The Woman in Black: A Classic Ghost Story

February 6, 2012

The Woman in Black
Directed by James Watkins

In the new horror/thriller The Woman in Black, Arthur Kipps, a lawyer whose grief over his dead wife has put his career in jeopardy, is sent to a remote English village to sort out the affairs of a recently deceased woman. Upon his arrival, he learns that everyone in the town is keeping a deadly secret: the woman's house is haunted by a ghost-the titular woman in black.

The Woman in Black shamelessly dips deep into the well of horror clichés, ladling on more fear and dread with each scene. The list is fairly comprehensive: creaking doors; spooky little girls in finery; candlelit faces; rocking chairs with unseen occupants; close-ups of creepy dolls; wall-scrawled scary message; the local, spooked oddball who turns out to be not so crazy; scary faces and handprints on windows; dark shadows moving in the background behind an unsuspecting hero; ghostly figures seen, then unseen a second later; and so on. 

While many of these are used to good effect, the film isn't above cheap scares: there's a few animals that jump or flutter out of the darkness-accompanied, of course, by a pounding, jumping score. (My rule of thumb is to give horror directors three such cheap-shock red herring freebies before I complain.)

The film's gothic setting and scenery serve the story nicely. The woman's house (situated somewhat strangely on a tiny island beyond a cold gray marsh) is ivy-covered and decrepit; the town is small, tight-knit, and superstitious. The era is relevant as well: Spiritualism and belief in ghosts was flourishing in England at the time, with Sir Arthur Conan Doyle (creator of Sherlock Holmes) publicly endorsing mediums and séances.

I appreciated the film's slow, deliberate pacing-this is a thriller horror film in the tradition of the classic Hammer Films, not today's quick-cut slasher flicks-though the many scenes of Kipps exploring the house and grounds gets repetitive. For an apprentice lawyer who desperately needs to prove himself to his employers, he spend an awful lot of time doing anything but what he's being paid to do. Instead of sorting through the dead woman's effects in search of relevant legal paperwork, he's wandering the house following weird noises and phantoms.

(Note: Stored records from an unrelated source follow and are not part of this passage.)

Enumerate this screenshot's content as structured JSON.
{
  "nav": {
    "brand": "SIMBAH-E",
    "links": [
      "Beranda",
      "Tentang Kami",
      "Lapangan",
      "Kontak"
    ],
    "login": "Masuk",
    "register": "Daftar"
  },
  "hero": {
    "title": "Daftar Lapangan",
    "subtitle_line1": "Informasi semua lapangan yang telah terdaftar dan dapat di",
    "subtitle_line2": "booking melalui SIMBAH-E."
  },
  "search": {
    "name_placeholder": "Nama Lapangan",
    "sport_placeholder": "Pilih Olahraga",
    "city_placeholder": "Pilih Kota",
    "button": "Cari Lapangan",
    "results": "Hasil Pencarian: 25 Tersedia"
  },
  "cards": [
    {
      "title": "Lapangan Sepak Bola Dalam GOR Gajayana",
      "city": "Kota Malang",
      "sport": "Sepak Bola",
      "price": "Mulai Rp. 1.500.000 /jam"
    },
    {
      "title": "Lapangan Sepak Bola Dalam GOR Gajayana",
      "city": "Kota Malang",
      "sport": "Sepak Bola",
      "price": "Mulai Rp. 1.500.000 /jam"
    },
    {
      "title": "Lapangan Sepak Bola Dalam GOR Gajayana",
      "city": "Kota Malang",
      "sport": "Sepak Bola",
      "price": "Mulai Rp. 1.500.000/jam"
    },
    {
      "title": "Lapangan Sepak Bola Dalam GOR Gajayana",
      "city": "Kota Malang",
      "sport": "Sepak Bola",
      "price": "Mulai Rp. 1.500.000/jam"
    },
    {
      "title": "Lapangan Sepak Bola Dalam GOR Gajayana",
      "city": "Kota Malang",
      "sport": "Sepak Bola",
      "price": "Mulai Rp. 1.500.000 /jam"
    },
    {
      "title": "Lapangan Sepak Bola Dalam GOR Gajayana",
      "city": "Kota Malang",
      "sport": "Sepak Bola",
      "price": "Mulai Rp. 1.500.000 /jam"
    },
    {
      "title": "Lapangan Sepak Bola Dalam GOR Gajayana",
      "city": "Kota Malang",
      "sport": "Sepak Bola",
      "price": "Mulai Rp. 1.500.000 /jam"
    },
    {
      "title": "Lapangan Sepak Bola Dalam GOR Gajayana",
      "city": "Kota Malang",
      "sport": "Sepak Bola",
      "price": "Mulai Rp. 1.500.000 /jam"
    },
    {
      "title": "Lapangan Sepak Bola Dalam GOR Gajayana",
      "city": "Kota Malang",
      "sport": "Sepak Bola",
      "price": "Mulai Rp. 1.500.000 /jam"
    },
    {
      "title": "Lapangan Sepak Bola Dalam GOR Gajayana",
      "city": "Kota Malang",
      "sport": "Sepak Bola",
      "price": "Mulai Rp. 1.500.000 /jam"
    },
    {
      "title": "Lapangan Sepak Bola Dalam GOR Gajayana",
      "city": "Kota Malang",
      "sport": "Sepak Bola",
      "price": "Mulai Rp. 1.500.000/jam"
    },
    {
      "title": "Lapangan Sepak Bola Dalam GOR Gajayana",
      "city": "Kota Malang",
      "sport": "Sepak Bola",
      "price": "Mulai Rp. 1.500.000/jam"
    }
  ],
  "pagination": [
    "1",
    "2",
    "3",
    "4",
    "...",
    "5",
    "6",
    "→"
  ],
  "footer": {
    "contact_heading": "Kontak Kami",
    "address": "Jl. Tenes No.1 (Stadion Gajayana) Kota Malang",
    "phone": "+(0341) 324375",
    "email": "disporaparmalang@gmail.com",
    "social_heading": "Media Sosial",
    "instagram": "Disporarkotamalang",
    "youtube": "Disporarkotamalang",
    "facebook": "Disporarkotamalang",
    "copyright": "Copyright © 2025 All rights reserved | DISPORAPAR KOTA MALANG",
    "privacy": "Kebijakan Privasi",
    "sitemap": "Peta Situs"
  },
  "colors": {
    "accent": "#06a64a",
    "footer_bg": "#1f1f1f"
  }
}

Daniel Radcliffe as Kipps looks a bit like a soulful Edgar Allan Poe in his black frock coat and pocket watch. The film is of course Radcliffe's first non-Harry Potter film, and he seems to be doing his best to play against type. He's a quite good actor in his own right, and well on his way to shedding Potter for good.

The script was adapted from a 1983 novel by Susan Hill, though the basic plot is ancient. From a folkloric point of view, the story is an interesting blend of ghost traditions from around the world, including the Irish legends of the banshee, a woman whose terrifying wail is a portent of death and doom. There's also elements of La Llorona, the Hispanic Weeping Woman who drowned her children and returned as a vengeful ghost. He's seen and heard calling and weeping for her babies, and is said to abduct and kill children.

Though The Woman in Black is good overall it falters a bit toward the end, as if the screenwriter wasn't sure how exactly to wrap it up into a satisfying conclusion. It doesn't give too much away to say that Kipps tries to figure out what the ghost wants so that her spirit can rest. This is of course classic ghostlore, and a scenario I have seen enacted during real-life ghost hunts by psychics and alleged ghost hunters. Given the rich source material The Woman in Black could have been better, but it's a respectable ghost story.